National Center for Neurology and Phychiatry Department of Molecular Therapy, National Institute of Neuroscience


Stem cell transplantation
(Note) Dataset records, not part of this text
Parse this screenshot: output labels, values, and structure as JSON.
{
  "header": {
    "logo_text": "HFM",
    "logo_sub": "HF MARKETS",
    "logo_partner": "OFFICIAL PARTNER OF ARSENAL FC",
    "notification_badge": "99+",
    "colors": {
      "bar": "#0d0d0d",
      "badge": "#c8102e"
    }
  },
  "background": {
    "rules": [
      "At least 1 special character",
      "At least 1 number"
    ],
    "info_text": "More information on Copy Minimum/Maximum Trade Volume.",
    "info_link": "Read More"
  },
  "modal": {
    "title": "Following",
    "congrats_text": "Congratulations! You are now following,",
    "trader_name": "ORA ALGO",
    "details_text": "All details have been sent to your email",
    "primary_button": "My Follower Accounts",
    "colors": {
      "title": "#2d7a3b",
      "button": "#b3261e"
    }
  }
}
Skeletal muscle has tissue-specific stem cells named “satellite cells”. Satellite cells exist in a quiescent state between myofibers and the basal lamina. When skeletal muscle is injured, satellite cells are activated, proliferate, and differentiate into myofibers. It is reported that isolated satellite cells/myoblasts from healthy donors are able to fuse with host dystrophin-deficient myofibers after transplantation via intramuscular injection, and expression of dystrophin at the sarcolemma was observed. Therefore, myoblast transfer is expected to be a promising therapy for DMD. However, the numbers of cells prepared from donors are not adequate for clinical use. To obtain a large number of satellite cells/ myoblasts of good quality, we are developing a method to induce muscle stem cells from human iPS cells. Although autologous cell transplantation needs no immunosuppression, the genes require editing to express dystrophin. In addition, the time and expense required for the process impose a burden on patients. As one way to solve the problem, we are trying to use differentiated cells from iPS cell stocks for transplantation. Using stored ready-to-use iPS cells of guaranteed quality and known immune characteristics, such as HLA type, is expected to reduce the cost and time with minimum immune-suppression of the patients. At present, we are pursuing both strategies. We are also participating in a research project utilizing disease-specific iPS cells for rare and refractory muscle diseases to develop pharmaceutical applications.